> **Exercise**:
Each line of the entries below that includes "JSON" belongs in your answer.

------ Provided data

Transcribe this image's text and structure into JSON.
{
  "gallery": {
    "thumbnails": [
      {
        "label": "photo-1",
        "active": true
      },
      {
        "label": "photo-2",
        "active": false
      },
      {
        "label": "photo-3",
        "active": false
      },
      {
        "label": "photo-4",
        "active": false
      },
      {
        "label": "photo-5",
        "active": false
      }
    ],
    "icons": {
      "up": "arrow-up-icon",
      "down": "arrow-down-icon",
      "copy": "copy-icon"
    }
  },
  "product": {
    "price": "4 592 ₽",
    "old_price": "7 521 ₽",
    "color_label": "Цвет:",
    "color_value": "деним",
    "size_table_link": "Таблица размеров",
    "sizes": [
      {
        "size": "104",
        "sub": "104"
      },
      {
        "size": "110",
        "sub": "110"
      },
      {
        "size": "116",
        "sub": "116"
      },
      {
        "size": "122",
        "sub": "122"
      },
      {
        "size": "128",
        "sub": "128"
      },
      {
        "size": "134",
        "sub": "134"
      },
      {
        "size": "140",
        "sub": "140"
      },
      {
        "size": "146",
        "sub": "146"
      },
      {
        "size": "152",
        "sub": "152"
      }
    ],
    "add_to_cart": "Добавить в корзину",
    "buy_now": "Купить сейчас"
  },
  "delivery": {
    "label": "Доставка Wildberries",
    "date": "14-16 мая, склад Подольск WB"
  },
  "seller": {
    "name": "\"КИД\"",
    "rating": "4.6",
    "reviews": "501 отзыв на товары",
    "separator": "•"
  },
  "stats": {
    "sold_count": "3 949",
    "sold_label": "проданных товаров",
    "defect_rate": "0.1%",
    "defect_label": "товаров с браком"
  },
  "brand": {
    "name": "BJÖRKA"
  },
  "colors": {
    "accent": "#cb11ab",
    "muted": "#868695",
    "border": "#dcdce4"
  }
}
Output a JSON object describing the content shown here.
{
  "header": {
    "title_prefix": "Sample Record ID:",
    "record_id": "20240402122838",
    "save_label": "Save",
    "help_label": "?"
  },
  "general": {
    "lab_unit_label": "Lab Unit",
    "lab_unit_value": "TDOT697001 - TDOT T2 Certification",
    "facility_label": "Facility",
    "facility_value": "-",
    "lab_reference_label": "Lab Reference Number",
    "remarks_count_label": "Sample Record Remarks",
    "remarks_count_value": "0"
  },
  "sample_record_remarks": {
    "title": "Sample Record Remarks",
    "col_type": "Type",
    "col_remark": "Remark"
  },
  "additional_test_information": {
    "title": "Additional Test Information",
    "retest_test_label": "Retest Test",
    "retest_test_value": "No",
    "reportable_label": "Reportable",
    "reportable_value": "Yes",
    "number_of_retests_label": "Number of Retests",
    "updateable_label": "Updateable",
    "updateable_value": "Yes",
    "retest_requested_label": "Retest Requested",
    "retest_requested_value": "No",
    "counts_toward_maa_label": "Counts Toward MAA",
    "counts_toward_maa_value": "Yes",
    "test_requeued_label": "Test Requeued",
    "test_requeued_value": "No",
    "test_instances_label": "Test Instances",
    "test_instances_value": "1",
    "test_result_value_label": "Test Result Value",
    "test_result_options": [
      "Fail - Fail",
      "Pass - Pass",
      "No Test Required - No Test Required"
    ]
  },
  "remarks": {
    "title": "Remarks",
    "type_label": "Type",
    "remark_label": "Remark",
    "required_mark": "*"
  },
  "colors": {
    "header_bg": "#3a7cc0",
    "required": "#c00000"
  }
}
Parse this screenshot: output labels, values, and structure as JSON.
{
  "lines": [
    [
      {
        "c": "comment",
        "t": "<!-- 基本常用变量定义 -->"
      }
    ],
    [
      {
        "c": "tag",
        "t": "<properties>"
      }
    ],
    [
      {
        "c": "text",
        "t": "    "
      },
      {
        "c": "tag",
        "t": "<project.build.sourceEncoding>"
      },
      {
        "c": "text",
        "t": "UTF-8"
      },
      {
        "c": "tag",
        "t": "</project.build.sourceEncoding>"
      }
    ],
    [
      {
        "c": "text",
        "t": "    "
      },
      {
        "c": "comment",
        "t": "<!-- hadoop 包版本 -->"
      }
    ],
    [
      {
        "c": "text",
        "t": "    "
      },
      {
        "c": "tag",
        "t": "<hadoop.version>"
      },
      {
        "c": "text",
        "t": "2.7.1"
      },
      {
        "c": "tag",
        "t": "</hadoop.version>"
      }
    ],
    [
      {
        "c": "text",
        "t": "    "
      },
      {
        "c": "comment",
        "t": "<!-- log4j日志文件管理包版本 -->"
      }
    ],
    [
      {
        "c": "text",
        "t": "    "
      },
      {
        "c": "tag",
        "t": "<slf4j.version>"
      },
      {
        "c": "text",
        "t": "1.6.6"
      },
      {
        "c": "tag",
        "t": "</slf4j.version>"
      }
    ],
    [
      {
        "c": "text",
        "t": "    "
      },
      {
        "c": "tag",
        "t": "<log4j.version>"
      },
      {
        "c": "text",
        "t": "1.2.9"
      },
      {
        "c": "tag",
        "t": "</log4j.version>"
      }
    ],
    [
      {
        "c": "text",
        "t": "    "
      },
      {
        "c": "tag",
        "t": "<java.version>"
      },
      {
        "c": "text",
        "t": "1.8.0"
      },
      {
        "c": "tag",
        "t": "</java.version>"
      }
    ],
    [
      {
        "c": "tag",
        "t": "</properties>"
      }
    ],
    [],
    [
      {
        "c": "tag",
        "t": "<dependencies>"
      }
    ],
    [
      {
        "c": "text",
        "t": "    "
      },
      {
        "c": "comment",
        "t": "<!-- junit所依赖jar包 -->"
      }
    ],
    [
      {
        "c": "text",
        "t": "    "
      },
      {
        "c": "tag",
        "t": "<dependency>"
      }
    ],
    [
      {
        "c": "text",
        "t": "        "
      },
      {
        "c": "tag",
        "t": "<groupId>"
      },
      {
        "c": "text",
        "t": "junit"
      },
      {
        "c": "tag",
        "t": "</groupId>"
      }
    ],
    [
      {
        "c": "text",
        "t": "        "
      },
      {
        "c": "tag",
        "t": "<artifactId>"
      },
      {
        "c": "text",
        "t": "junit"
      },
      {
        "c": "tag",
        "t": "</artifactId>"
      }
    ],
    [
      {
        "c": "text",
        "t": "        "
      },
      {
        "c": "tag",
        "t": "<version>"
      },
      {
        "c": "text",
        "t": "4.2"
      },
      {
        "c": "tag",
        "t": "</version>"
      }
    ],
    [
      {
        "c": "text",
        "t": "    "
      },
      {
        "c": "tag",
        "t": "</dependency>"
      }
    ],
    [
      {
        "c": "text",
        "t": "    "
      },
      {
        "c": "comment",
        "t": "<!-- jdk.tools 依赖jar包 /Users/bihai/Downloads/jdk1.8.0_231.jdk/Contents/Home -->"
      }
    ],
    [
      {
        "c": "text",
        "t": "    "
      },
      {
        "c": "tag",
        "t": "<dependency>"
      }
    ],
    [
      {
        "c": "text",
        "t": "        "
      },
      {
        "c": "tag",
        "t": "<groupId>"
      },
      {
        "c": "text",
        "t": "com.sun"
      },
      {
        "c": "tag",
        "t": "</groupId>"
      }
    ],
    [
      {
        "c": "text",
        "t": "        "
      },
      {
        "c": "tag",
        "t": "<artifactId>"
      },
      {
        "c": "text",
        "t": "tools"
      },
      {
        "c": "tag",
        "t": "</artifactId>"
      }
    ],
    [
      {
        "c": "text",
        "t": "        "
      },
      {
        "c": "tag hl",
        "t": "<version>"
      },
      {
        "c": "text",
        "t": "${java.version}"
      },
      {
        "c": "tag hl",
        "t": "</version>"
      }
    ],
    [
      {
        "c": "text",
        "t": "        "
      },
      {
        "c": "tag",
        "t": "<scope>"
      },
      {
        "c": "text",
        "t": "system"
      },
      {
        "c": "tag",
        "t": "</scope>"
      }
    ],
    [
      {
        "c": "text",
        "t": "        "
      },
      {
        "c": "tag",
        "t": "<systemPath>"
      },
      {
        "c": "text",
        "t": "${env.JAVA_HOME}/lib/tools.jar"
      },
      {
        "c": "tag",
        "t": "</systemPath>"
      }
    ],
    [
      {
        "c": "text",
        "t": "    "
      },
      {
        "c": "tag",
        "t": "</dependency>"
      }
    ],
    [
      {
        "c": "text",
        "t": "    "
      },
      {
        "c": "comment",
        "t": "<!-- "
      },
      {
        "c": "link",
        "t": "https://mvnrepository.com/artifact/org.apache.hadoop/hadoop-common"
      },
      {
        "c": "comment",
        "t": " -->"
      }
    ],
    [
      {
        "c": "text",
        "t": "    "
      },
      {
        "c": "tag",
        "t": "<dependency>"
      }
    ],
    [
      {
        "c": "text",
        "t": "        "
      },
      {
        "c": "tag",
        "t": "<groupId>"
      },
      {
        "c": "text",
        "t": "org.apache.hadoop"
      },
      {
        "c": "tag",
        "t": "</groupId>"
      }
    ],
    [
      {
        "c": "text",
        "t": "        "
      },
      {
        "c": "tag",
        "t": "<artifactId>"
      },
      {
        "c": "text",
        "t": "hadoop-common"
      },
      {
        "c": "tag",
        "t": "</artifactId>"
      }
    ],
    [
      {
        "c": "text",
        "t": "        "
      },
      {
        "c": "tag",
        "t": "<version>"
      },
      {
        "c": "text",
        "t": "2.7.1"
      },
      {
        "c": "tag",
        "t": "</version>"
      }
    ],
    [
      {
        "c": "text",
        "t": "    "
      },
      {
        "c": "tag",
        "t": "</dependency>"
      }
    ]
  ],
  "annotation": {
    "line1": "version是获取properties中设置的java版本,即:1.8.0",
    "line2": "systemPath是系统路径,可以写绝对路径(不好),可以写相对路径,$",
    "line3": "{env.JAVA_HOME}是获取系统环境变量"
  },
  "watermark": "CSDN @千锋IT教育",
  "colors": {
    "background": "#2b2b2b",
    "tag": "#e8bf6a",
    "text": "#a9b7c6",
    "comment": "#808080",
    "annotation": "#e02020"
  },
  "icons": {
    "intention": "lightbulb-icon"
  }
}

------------

> **Response area**:
Transcribe this image's text and structure into JSON.
Output a JSON object describing the content shown here.
Parse this screenshot: output labels, values, and structure as JSON.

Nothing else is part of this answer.